One of the last key factors to understand is the stated rationale behind the proposed agreement. According to Secretary Yellen, the point of this agreement is to give the large, wealthy nations of the G7 a chance to transform their massive, purportedly-temporary stimulus spending sprees to manage the pandemic into permanent spending funds to deal with left-wing priorities like climate change and ‘systemic’ injustice. I personally disagree with these spending plans, but if we want to kneecap our own economy by tilting at windmills we should at least be honest enough to bear the cost ourselves. Instead, the Biden team proposes to cajole, coerce, and cudgel other, less powerful, non-G7 nations into following this plan set down from on high; smaller and (relatively) poorer nations with more competitive tax rates, like Ireland and Hungary, would be most harmed by this policy. Larger rival nations like China won’t be shanghaied into hurting their own economies just so American leftists can punitively tax multinational companies to pay for utopian socialist programs, but more vulnerable nations who seek our friendship might; we’ll be harming ourselves and our friends, while only benefiting authoritarian regimes like Russia and China, who will look competitive by comparison.
Ironically, those most fervently pushing this ridiculous plan are the farthest left in American politics, the same folks who often decry American foreign policy as thinly-veiled ‘imperialism’. But what is more indicative or representative of modern-day imperialism than this plan? It is certainly imperialistic for the governments of the richest democratic nations on Earth to try to force down economic policies on other nations that are meant to reduce their competitiveness in an effort to increase tax revenues in the G7. Just as with climate policy, the rich nations of the world are looking to pull the ladder out from under those developing or less wealthy nations who wish to traverse the same, well-trodden path to prosperity that the G7 themselves followed! Yet I hear nothing about this policy being described (appropriately, for once) in imperialistic terms from the usual suspects; one might get the impression that they’re fundamentally unserious people who only wish to denigrate the US in favor of our international foes.
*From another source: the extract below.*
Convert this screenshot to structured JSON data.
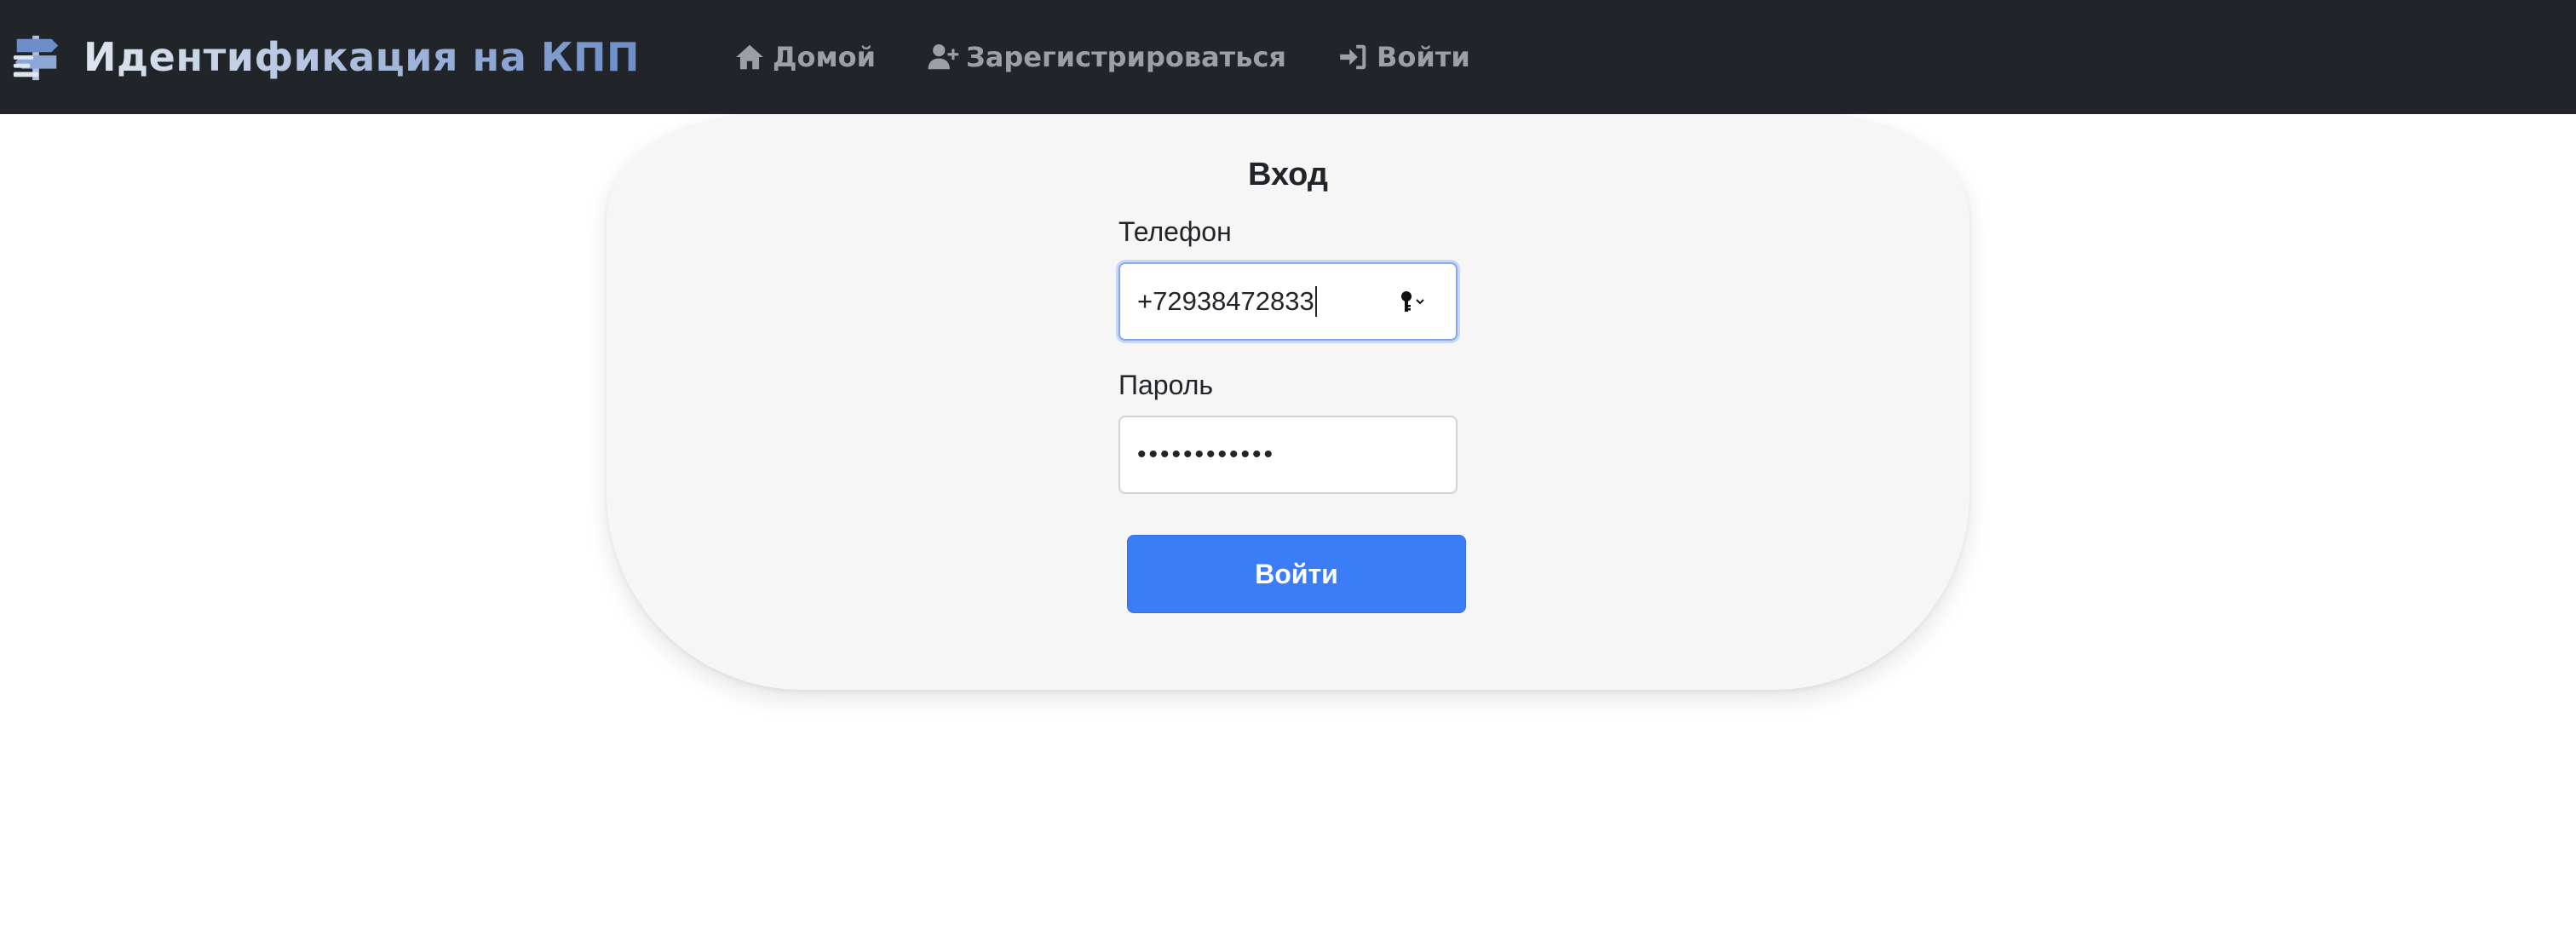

Unfortunately, it seems that seeking international agreement as an end in itself versus as a means to an end, denigrating the US, and pushing anti-competitive economic policies are currently in vogue. One can only hope that the new administration comes to its senses sometime soon, but that may be unduly optimistic. At least we can count on the Senate to refuse ratification of such an economically disastrous treaty – if the Constitution still is worth the paper it’s written on.